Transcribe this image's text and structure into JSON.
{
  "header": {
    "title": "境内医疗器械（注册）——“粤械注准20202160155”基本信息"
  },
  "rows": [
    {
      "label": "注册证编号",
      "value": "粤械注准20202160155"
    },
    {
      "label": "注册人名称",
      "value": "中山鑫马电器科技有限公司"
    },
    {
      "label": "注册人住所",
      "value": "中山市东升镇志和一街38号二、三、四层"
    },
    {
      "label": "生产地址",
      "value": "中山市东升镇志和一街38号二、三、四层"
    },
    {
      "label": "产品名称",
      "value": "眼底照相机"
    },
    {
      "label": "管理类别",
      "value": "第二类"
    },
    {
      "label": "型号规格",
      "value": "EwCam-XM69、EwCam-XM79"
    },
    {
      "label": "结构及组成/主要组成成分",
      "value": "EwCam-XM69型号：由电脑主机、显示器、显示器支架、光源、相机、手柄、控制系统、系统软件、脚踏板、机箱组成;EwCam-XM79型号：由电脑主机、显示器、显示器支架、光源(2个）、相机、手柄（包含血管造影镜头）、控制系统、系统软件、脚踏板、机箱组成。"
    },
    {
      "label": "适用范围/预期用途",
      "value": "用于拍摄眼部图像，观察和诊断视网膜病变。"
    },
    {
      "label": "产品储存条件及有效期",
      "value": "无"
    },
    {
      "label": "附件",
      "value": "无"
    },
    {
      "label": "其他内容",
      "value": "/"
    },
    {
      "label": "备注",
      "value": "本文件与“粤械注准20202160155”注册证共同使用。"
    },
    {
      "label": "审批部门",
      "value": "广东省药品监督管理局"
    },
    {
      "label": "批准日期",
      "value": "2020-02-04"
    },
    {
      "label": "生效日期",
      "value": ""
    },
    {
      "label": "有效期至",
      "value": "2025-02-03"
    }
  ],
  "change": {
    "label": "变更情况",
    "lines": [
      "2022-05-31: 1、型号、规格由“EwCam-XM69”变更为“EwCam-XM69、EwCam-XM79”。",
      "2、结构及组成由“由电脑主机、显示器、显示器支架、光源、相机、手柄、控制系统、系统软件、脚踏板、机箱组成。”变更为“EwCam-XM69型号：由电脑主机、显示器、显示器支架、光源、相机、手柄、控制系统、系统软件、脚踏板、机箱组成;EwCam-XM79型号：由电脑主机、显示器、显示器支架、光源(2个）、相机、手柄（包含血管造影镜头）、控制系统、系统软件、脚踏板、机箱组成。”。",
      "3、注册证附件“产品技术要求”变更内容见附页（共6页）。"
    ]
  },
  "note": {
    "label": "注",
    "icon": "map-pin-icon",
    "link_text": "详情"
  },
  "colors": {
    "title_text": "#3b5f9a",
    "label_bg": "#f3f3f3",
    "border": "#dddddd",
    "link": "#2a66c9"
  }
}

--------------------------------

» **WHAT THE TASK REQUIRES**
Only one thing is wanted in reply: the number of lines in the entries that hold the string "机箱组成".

» **EXERCISE SOLUTION**
2